- 1 (3-1/2 to 4 pound) chuck roast, trimmed of excess fat (get the leanest one possible) can use a larger roast
- sea or Kosher salt
- fresh ground black pepper
- 2 cups thinly sliced onions
- 1 (6 ounce) can tomato paste
- 1 teaspoon finely minced, fresh garlic
- 2 tablespoons Worcestershire sauce
- 2 tablespoons apple cider vinegar (I use Bragg Organic Raw-Unfiltered Apple Cider Vinegar)
- ¼ cup firmly packed light brown sugar
- ¼ cup sweet pickle relish (I prefer the flavor of Wickles)
- ¼ cup good-quality, dry red wine (I used Menage a Trois Red Wine...it was open)
- 1 teaspoon sea or Kosher salt
- 1 teaspoon dry mustard (I use Penzey's Canadian Powdered Mustard)
- (If desired) 1 pound small Yukon Gold or New Potatoes cut in half
- (If desired) 8 ounces small, whole Crimini Mushrooms or larger ones sliced thick
- (If desired) 4 large carrots, sliced into 2-3 inch pieces or baby carrots
- If desired, you could garnish with coarsely chopped flat or Italian parsley.
- Totally submerge the top and bottom of a 3-1/4 quart (or larger) clay pot in room temperature water. Soak about 30 minutes. Drain.
- Evenly sprinkle the salt and pepper over both sides of the meat.
- Spread one-half of the onions over the bottom of the clay pot.
- Place the roast on top of the onions.
- Cover the roast with the remaining onions.
- In a medium size mixing bowl, whisk together the tomato paste, garlic, Worcestershire, vinegar, brown sugar, relish, wine, salt and dry mustard until thoroughly combined.
- Pour the sauce over and around the roast.
- Put the top on the clay pot, and place on the middle rack of a COLD oven.
- Turn the oven on and set the temperature to 425F. Bake until the meat is fork-tender.....about 2 to 2-1/2 hours.
- If you are adding vegetables to the roast, add them with an hour left to go on the baking time. Put them over and around the roast in the gravy. Try to toss them around a bit so they all get coated with the gravy.
- When the roast is done, remove from the oven.
- Set the clay pot on a cooling rack.
- Remove the roast and place on a cutting board.

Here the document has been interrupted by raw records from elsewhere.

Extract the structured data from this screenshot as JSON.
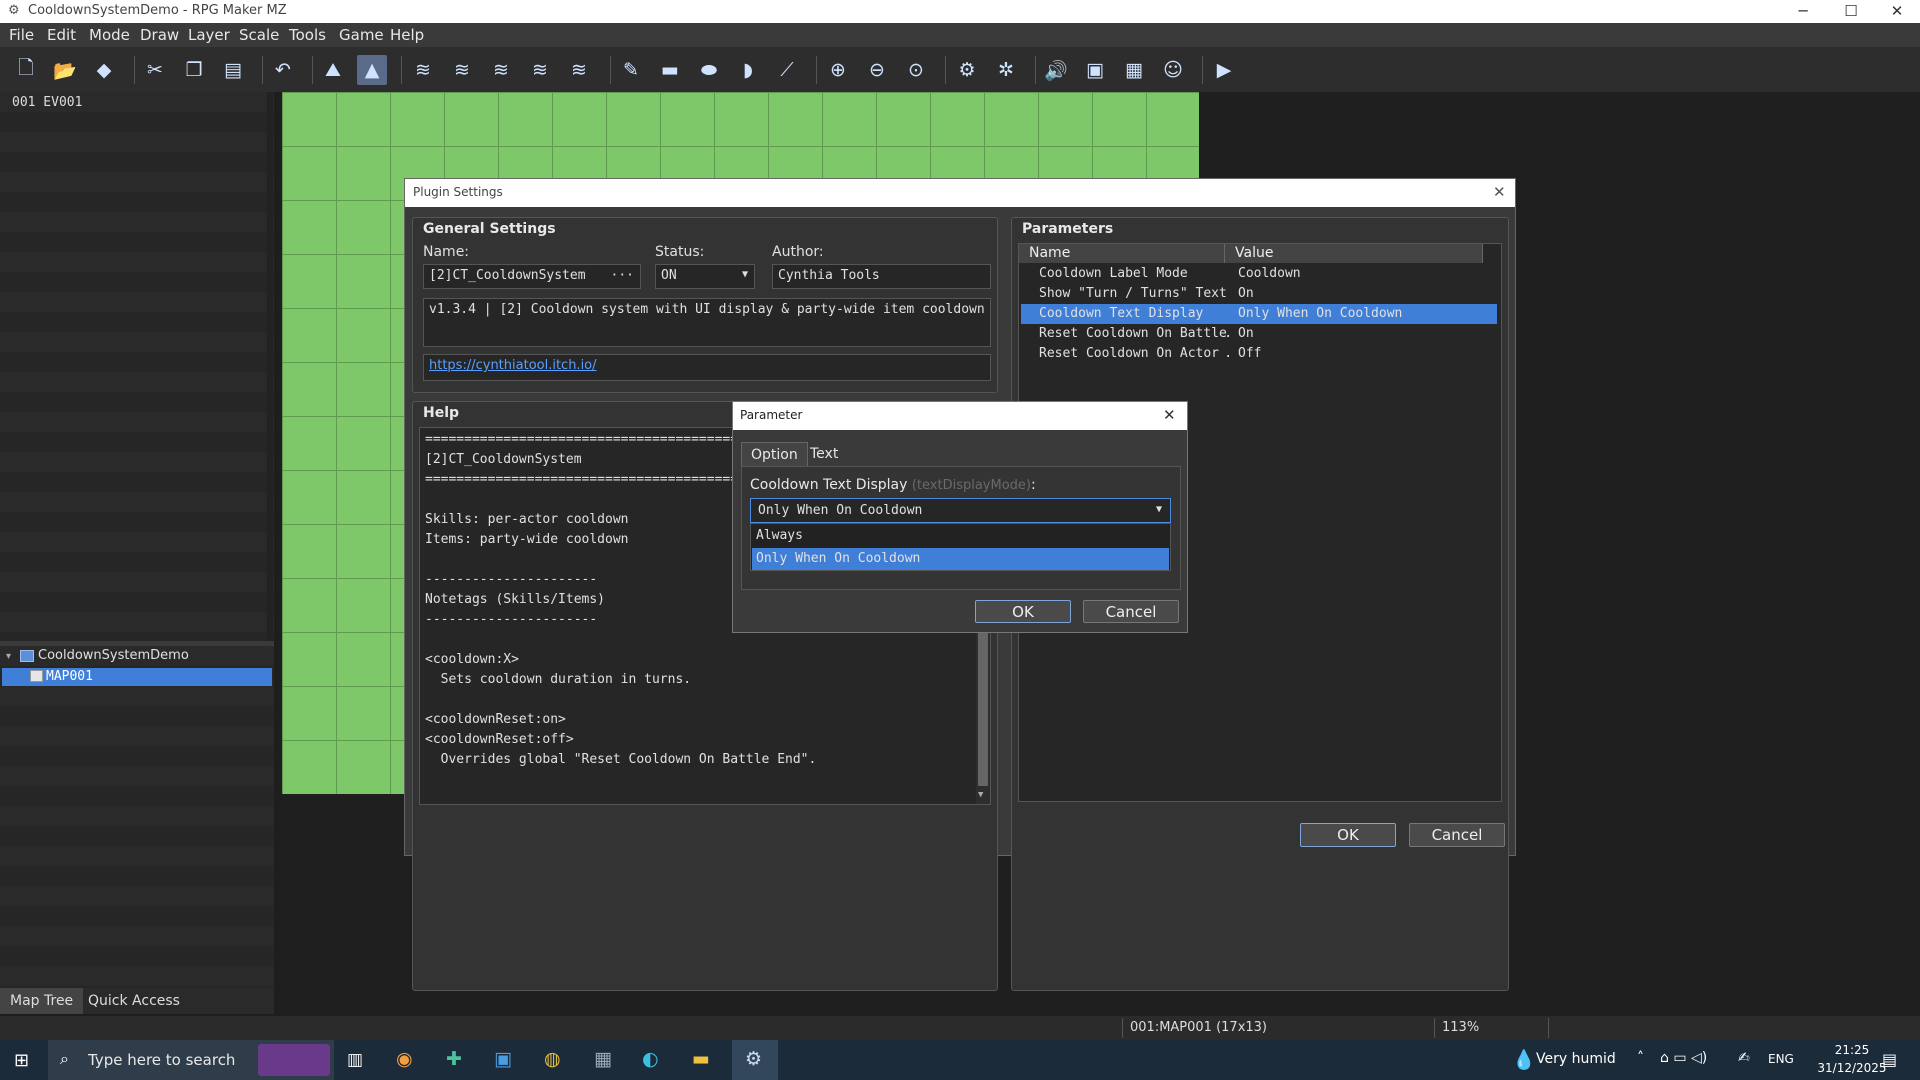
{
  "window": {
    "title": "CooldownSystemDemo - RPG Maker MZ",
    "controls": {
      "minimize": "─",
      "maximize": "☐",
      "close": "✕"
    }
  },
  "menu": [
    "File",
    "Edit",
    "Mode",
    "Draw",
    "Layer",
    "Scale",
    "Tools",
    "Game",
    "Help"
  ],
  "toolbar_icons": [
    "new-project-icon",
    "open-project-icon",
    "save-project-icon",
    "cut-icon",
    "copy-icon",
    "paste-icon",
    "undo-icon",
    "map-mode-icon",
    "event-mode-icon",
    "layer-1-icon",
    "layer-2-icon",
    "layer-3-icon",
    "layer-4-icon",
    "layer-all-icon",
    "pencil-icon",
    "rectangle-icon",
    "ellipse-icon",
    "flood-fill-icon",
    "shadow-pen-icon",
    "zoom-in-icon",
    "zoom-out-icon",
    "zoom-actual-icon",
    "database-icon",
    "plugin-manager-icon",
    "sound-test-icon",
    "event-searcher-icon",
    "resource-manager-icon",
    "character-generator-icon",
    "playtest-icon"
  ],
  "event_list": {
    "items": [
      "001 EV001"
    ]
  },
  "map_tree": {
    "project": "CooldownSystemDemo",
    "maps": [
      "MAP001"
    ]
  },
  "left_tabs": [
    "Map Tree",
    "Quick Access"
  ],
  "status_bar": {
    "map_info": "001:MAP001 (17x13)",
    "zoom": "113%"
  },
  "taskbar": {
    "search_placeholder": "Type here to search",
    "weather": "Very humid",
    "language": "ENG",
    "time": "21:25",
    "date": "31/12/2025"
  },
  "plugin_settings": {
    "title": "Plugin Settings",
    "general": {
      "heading": "General Settings",
      "name_label": "Name:",
      "name_value": "[2]CT_CooldownSystem",
      "name_more": "···",
      "status_label": "Status:",
      "status_value": "ON",
      "author_label": "Author:",
      "author_value": "Cynthia Tools",
      "description": "v1.3.4 | [2] Cooldown system with UI display & party-wide item cooldown",
      "url": "https://cynthiatool.itch.io/"
    },
    "help": {
      "heading": "Help",
      "lines": [
        "==================================================",
        "[2]CT_CooldownSystem",
        "==================================================",
        "",
        "Skills: per-actor cooldown",
        "Items: party-wide cooldown",
        "",
        "----------------------",
        "Notetags (Skills/Items)",
        "----------------------",
        "",
        "<cooldown:X>",
        "  Sets cooldown duration in turns.",
        "",
        "<cooldownReset:on>",
        "<cooldownReset:off>",
        "  Overrides global \"Reset Cooldown On Battle End\"."
      ]
    },
    "parameters": {
      "heading": "Parameters",
      "columns": [
        "Name",
        "Value"
      ],
      "rows": [
        {
          "name": "Cooldown Label Mode",
          "value": "Cooldown"
        },
        {
          "name": "Show \"Turn / Turns\" Text",
          "value": "On"
        },
        {
          "name": "Cooldown Text Display",
          "value": "Only When On Cooldown"
        },
        {
          "name": "Reset Cooldown On Battle…",
          "value": "On"
        },
        {
          "name": "Reset Cooldown On Actor …",
          "value": "Off"
        }
      ],
      "selected_index": 2
    },
    "ok_label": "OK",
    "cancel_label": "Cancel"
  },
  "parameter_dialog": {
    "title": "Parameter",
    "tabs": [
      "Option",
      "Text"
    ],
    "field_label": "Cooldown Text Display",
    "field_key": "(textDisplayMode)",
    "field_suffix": ":",
    "selected_value": "Only When On Cooldown",
    "options": [
      "Always",
      "Only When On Cooldown"
    ],
    "ok_label": "OK",
    "cancel_label": "Cancel"
  }
}
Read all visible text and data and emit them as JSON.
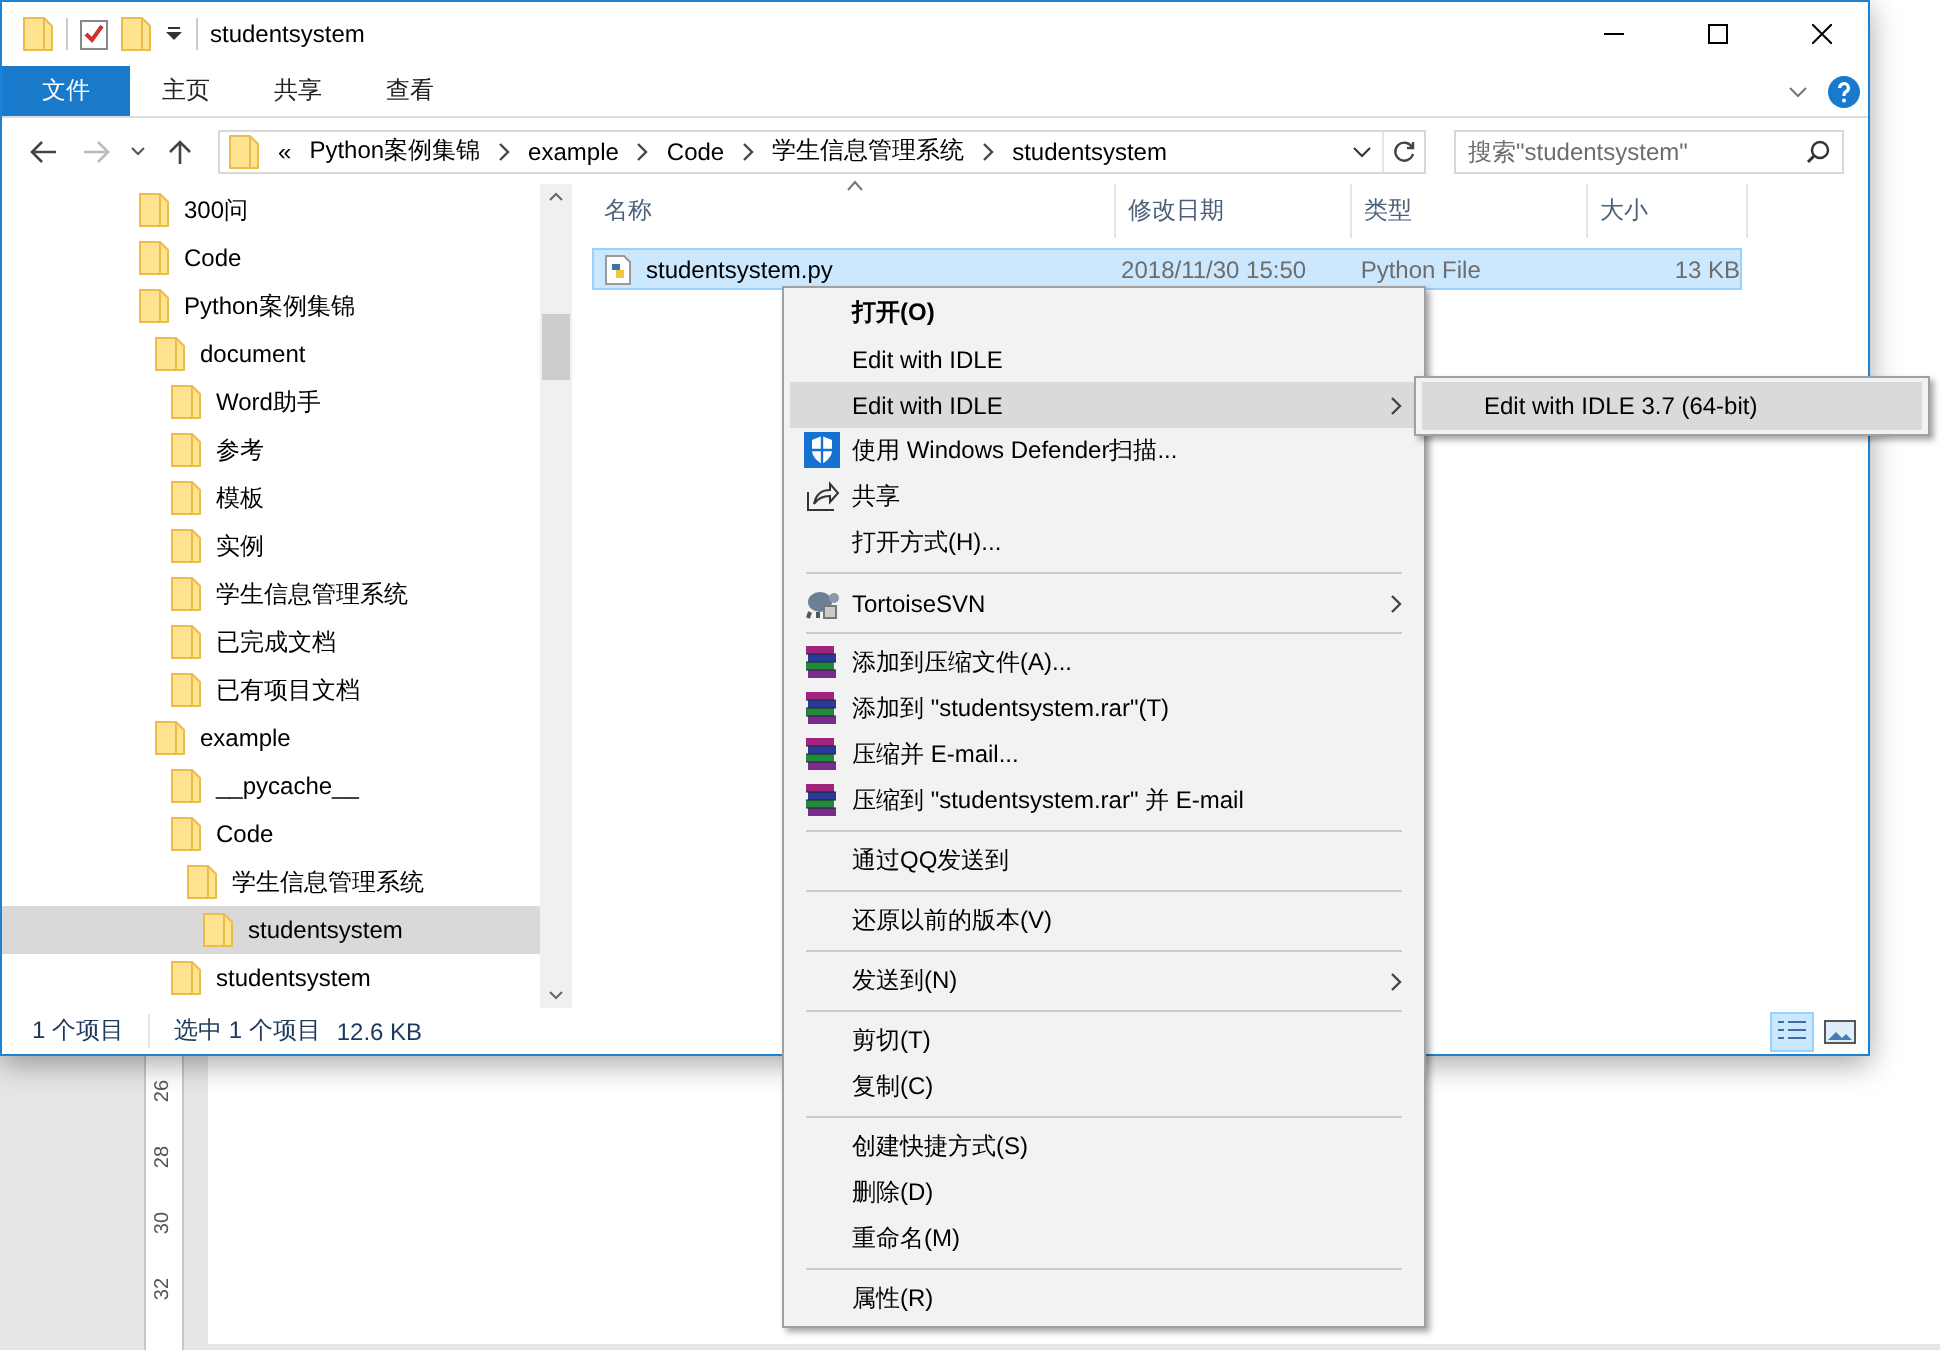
{
  "window": {
    "title": "studentsystem"
  },
  "ribbon_tabs": [
    {
      "label": "文件",
      "kind": "file"
    },
    {
      "label": "主页",
      "kind": "tab"
    },
    {
      "label": "共享",
      "kind": "tab"
    },
    {
      "label": "查看",
      "kind": "tab"
    }
  ],
  "address": {
    "prefix": "«",
    "crumbs": [
      "Python案例集锦",
      "example",
      "Code",
      "学生信息管理系统",
      "studentsystem"
    ]
  },
  "search": {
    "placeholder": "搜索\"studentsystem\""
  },
  "tree": [
    {
      "label": "300问",
      "selected": false
    },
    {
      "label": "Code",
      "selected": false
    },
    {
      "label": "Python案例集锦",
      "selected": false,
      "children": [
        {
          "label": "document",
          "selected": false,
          "children": [
            {
              "label": "Word助手",
              "selected": false
            },
            {
              "label": "参考",
              "selected": false
            },
            {
              "label": "模板",
              "selected": false
            },
            {
              "label": "实例",
              "selected": false
            },
            {
              "label": "学生信息管理系统",
              "selected": false
            },
            {
              "label": "已完成文档",
              "selected": false
            },
            {
              "label": "已有项目文档",
              "selected": false
            }
          ]
        },
        {
          "label": "example",
          "selected": false,
          "children": [
            {
              "label": "__pycache__",
              "selected": false
            },
            {
              "label": "Code",
              "selected": false,
              "children": [
                {
                  "label": "学生信息管理系统",
                  "selected": false,
                  "children": [
                    {
                      "label": "studentsystem",
                      "selected": true
                    }
                  ]
                }
              ]
            },
            {
              "label": "studentsystem",
              "selected": false
            }
          ]
        }
      ]
    }
  ],
  "columns": [
    {
      "label": "名称",
      "sorted": true
    },
    {
      "label": "修改日期",
      "sorted": false
    },
    {
      "label": "类型",
      "sorted": false
    },
    {
      "label": "大小",
      "sorted": false
    }
  ],
  "files": [
    {
      "name": "studentsystem.py",
      "modified": "2018/11/30 15:50",
      "type": "Python File",
      "size": "13 KB",
      "selected": true
    }
  ],
  "status_bar": {
    "count": "1 个项目",
    "selection": "选中 1 个项目",
    "size": "12.6 KB",
    "views": [
      {
        "kind": "details",
        "selected": true
      },
      {
        "kind": "large-icons",
        "selected": false
      }
    ]
  },
  "context_menu": [
    {
      "kind": "text",
      "label": "打开(O)",
      "default": true,
      "selected": false,
      "has_submenu": false
    },
    {
      "kind": "text",
      "label": "Edit with IDLE",
      "default": false,
      "selected": false,
      "has_submenu": false
    },
    {
      "kind": "text",
      "label": "Edit with IDLE",
      "default": false,
      "selected": true,
      "has_submenu": true
    },
    {
      "kind": "defender",
      "label": "使用 Windows Defender扫描...",
      "default": false,
      "selected": false,
      "has_submenu": false
    },
    {
      "kind": "share",
      "label": "共享",
      "default": false,
      "selected": false,
      "has_submenu": false
    },
    {
      "kind": "text",
      "label": "打开方式(H)...",
      "default": false,
      "selected": false,
      "has_submenu": false
    },
    {
      "kind": "separator"
    },
    {
      "kind": "svn",
      "label": "TortoiseSVN",
      "default": false,
      "selected": false,
      "has_submenu": true
    },
    {
      "kind": "separator"
    },
    {
      "kind": "archive",
      "label": "添加到压缩文件(A)...",
      "default": false,
      "selected": false,
      "has_submenu": false
    },
    {
      "kind": "archive",
      "label": "添加到 \"studentsystem.rar\"(T)",
      "default": false,
      "selected": false,
      "has_submenu": false
    },
    {
      "kind": "archive",
      "label": "压缩并 E-mail...",
      "default": false,
      "selected": false,
      "has_submenu": false
    },
    {
      "kind": "archive",
      "label": "压缩到 \"studentsystem.rar\" 并 E-mail",
      "default": false,
      "selected": false,
      "has_submenu": false
    },
    {
      "kind": "separator"
    },
    {
      "kind": "text",
      "label": "通过QQ发送到",
      "default": false,
      "selected": false,
      "has_submenu": false
    },
    {
      "kind": "separator"
    },
    {
      "kind": "text",
      "label": "还原以前的版本(V)",
      "default": false,
      "selected": false,
      "has_submenu": false
    },
    {
      "kind": "separator"
    },
    {
      "kind": "text",
      "label": "发送到(N)",
      "default": false,
      "selected": false,
      "has_submenu": true
    },
    {
      "kind": "separator"
    },
    {
      "kind": "text",
      "label": "剪切(T)",
      "default": false,
      "selected": false,
      "has_submenu": false
    },
    {
      "kind": "text",
      "label": "复制(C)",
      "default": false,
      "selected": false,
      "has_submenu": false
    },
    {
      "kind": "separator"
    },
    {
      "kind": "text",
      "label": "创建快捷方式(S)",
      "default": false,
      "selected": false,
      "has_submenu": false
    },
    {
      "kind": "text",
      "label": "删除(D)",
      "default": false,
      "selected": false,
      "has_submenu": false
    },
    {
      "kind": "text",
      "label": "重命名(M)",
      "default": false,
      "selected": false,
      "has_submenu": false
    },
    {
      "kind": "separator"
    },
    {
      "kind": "text",
      "label": "属性(R)",
      "default": false,
      "selected": false,
      "has_submenu": false
    }
  ],
  "submenu": [
    {
      "label": "Edit with IDLE 3.7 (64-bit)",
      "selected": true
    }
  ],
  "ruler_numbers": [
    "26",
    "28",
    "30",
    "32"
  ]
}
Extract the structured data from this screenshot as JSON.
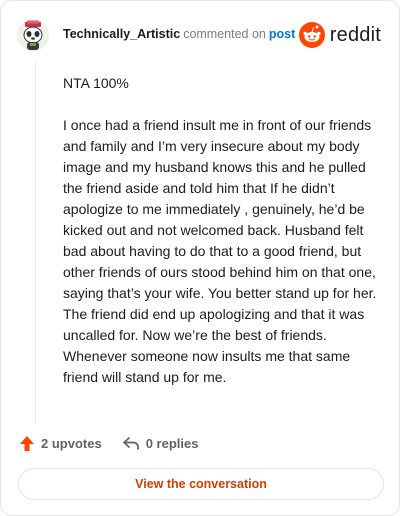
{
  "header": {
    "username": "Technically_Artistic",
    "commented_text": "commented on",
    "post_link": "post",
    "brand": "reddit"
  },
  "comment": {
    "paragraphs": [
      "NTA 100%",
      "I once had a friend insult me in front of our friends and family and I’m very insecure about my body image and my husband knows this and he pulled the friend aside and told him that If he didn’t apologize to me immediately , genuinely, he’d be kicked out and not welcomed back. Husband felt bad about having to do that to a good friend, but other friends of ours stood behind him on that one, saying that’s your wife. You better stand up for her. The friend did end up apologizing and that it was uncalled for. Now we’re the best of friends. Whenever someone now insults me that same friend will stand up for me."
    ]
  },
  "actions": {
    "upvotes": "2 upvotes",
    "replies": "0 replies"
  },
  "footer": {
    "view_button": "View the conversation"
  },
  "colors": {
    "brand_orange": "#ff4500",
    "upvote_orange": "#ff4500",
    "link_blue": "#0079d3",
    "button_text": "#d93a00"
  },
  "icons": {
    "avatar": "snoo-avatar-icon",
    "logo": "reddit-logo-icon",
    "upvote": "upvote-arrow-icon",
    "reply": "reply-arrow-icon"
  }
}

Tent with aluminum foil and allow the roast to rest about 10-15 minutes before carving.
- With a sharp slicing or carving knife, slice the meat across the grain about ½ inch thick.
- Arrange on a serving platter and surround with the vegetables.
- Skim the fat off of the BBQ sauce/gravy.
- Pour a small amount of the sauce over the meat and serve the remaining amount in a gravy boat.
- If desired, you could garnish with coarsely chopped flat leaf or Italian parsley.